## [What the task requires]
When counting, include every line of the data that holds "icon", then state the total alone.

## [Dataset records]

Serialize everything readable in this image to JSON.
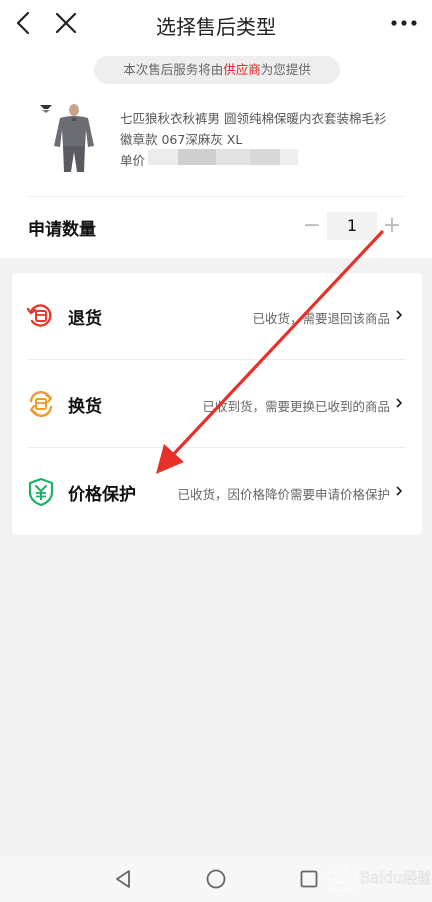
{
  "header": {
    "title": "选择售后类型"
  },
  "notice": {
    "prefix": "本次售后服务将由",
    "highlight": "供应商",
    "suffix": "为您提供",
    "highlight_color": "#e02020"
  },
  "product": {
    "name": "七匹狼秋衣秋裤男 圆领纯棉保暖内衣套装棉毛衫 徽章款 067深麻灰 XL",
    "price_label": "单价"
  },
  "quantity": {
    "label": "申请数量",
    "minus": "−",
    "value": "1",
    "plus": "+"
  },
  "options": [
    {
      "label": "退货",
      "desc": "已收货，需要退回该商品",
      "icon": "return-icon",
      "color": "#e8382f"
    },
    {
      "label": "换货",
      "desc": "已收到货，需要更换已收到的商品",
      "icon": "exchange-icon",
      "color": "#f39a2e"
    },
    {
      "label": "价格保护",
      "desc": "已收货，因价格降价需要申请价格保护",
      "icon": "price-protect-icon",
      "color": "#1bb06a"
    }
  ],
  "watermark": {
    "text": "Baidu经验"
  }
}
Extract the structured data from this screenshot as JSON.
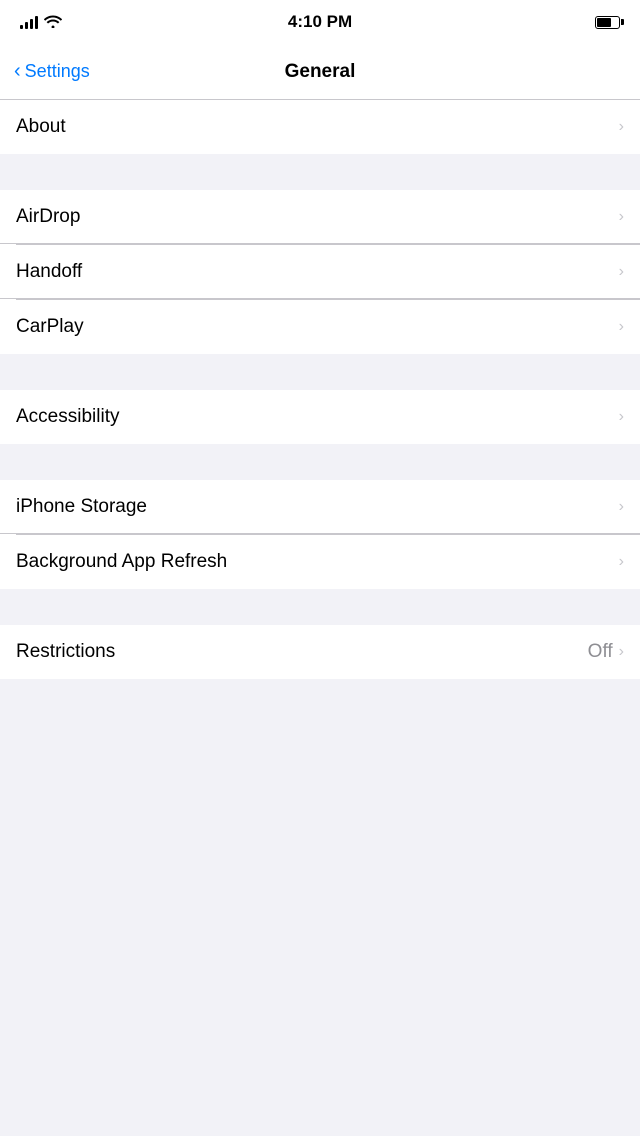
{
  "statusBar": {
    "time": "4:10 PM",
    "batteryPercent": 65
  },
  "navBar": {
    "backLabel": "Settings",
    "title": "General"
  },
  "sections": [
    {
      "id": "section-about",
      "items": [
        {
          "id": "about",
          "label": "About",
          "value": null
        }
      ]
    },
    {
      "id": "section-connectivity",
      "items": [
        {
          "id": "airdrop",
          "label": "AirDrop",
          "value": null
        },
        {
          "id": "handoff",
          "label": "Handoff",
          "value": null
        },
        {
          "id": "carplay",
          "label": "CarPlay",
          "value": null
        }
      ]
    },
    {
      "id": "section-accessibility",
      "items": [
        {
          "id": "accessibility",
          "label": "Accessibility",
          "value": null
        }
      ]
    },
    {
      "id": "section-storage",
      "items": [
        {
          "id": "iphone-storage",
          "label": "iPhone Storage",
          "value": null
        },
        {
          "id": "background-app-refresh",
          "label": "Background App Refresh",
          "value": null
        }
      ]
    },
    {
      "id": "section-restrictions",
      "items": [
        {
          "id": "restrictions",
          "label": "Restrictions",
          "value": "Off"
        }
      ]
    }
  ]
}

## [Result of this task]
3